Page and application data records
-=-=-
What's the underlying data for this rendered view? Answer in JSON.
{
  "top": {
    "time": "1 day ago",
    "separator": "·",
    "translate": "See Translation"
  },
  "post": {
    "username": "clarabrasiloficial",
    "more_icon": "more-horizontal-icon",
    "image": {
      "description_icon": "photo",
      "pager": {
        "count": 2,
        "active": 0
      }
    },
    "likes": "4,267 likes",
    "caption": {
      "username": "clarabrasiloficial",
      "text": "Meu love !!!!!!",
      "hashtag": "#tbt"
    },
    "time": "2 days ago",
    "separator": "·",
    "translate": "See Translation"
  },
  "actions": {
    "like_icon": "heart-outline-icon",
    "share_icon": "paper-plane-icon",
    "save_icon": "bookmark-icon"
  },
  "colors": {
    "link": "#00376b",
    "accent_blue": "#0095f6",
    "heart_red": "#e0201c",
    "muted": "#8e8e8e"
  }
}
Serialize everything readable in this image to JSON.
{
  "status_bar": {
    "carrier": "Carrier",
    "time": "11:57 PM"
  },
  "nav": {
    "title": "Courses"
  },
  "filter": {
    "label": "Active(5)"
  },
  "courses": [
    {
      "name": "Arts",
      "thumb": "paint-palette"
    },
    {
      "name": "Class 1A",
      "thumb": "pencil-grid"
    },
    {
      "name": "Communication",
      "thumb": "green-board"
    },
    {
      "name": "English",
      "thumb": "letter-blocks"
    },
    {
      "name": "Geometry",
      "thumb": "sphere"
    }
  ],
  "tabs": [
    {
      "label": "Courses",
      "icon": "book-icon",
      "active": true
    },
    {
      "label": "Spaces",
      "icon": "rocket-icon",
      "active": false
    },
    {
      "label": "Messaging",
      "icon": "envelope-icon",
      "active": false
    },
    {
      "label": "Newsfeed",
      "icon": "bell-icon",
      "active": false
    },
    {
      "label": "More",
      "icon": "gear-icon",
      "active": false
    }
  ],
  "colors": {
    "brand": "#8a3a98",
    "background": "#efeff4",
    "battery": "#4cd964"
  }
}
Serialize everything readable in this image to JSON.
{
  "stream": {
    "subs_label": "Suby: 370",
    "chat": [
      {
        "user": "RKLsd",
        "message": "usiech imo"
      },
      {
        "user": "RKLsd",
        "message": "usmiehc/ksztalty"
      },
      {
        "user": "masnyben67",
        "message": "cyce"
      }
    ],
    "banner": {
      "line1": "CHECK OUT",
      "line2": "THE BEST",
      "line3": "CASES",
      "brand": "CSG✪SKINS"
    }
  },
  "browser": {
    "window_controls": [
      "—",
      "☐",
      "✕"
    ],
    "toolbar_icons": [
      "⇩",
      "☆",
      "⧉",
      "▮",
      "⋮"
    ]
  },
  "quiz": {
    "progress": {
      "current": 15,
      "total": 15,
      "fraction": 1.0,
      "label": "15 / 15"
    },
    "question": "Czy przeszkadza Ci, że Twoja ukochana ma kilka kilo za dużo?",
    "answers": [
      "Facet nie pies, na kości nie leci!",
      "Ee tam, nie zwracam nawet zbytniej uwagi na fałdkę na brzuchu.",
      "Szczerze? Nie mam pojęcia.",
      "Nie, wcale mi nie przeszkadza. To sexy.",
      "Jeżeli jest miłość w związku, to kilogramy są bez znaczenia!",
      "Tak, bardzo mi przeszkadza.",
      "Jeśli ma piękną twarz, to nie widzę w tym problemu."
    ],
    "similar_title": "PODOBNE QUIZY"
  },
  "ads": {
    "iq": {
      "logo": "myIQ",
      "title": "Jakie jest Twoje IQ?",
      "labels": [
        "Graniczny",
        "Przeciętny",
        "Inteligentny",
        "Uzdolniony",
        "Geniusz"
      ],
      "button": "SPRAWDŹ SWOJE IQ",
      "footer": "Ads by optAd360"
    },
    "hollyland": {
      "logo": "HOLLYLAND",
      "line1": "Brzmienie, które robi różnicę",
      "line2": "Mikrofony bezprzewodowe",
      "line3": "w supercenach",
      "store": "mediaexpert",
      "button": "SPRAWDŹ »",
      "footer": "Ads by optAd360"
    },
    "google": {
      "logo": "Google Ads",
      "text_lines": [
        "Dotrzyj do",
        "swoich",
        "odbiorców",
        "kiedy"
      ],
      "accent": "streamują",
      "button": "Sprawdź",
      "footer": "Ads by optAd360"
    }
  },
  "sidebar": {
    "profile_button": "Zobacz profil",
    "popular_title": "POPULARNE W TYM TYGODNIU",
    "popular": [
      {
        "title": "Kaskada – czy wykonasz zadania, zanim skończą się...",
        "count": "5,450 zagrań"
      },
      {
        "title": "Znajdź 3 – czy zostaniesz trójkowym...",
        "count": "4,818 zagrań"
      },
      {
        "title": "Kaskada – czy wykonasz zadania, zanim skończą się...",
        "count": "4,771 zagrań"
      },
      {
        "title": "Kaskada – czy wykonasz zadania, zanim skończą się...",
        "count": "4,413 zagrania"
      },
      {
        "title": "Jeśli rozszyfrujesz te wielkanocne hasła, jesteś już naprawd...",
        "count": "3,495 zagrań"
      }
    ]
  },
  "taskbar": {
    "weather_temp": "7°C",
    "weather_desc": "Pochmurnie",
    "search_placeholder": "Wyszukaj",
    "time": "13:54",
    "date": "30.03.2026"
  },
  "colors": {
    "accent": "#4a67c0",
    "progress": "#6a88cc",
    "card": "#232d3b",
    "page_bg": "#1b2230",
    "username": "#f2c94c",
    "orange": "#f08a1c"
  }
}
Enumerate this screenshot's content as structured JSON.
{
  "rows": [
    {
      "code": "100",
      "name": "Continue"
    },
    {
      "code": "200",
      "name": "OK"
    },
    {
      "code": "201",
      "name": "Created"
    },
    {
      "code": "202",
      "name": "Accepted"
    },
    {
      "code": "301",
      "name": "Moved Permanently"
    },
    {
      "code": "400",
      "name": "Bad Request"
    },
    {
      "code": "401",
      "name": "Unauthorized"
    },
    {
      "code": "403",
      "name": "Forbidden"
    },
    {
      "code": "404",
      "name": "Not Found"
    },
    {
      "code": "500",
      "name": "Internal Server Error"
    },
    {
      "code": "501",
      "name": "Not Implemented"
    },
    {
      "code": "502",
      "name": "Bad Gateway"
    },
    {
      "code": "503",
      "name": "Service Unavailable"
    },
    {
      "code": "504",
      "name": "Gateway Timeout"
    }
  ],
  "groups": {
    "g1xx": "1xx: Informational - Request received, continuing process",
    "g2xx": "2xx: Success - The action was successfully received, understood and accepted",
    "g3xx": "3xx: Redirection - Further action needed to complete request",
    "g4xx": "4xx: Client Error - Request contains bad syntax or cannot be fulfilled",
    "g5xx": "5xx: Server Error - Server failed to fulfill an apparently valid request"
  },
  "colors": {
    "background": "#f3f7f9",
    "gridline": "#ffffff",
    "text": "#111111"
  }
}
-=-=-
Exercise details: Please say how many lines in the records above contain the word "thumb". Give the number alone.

Answer box: 5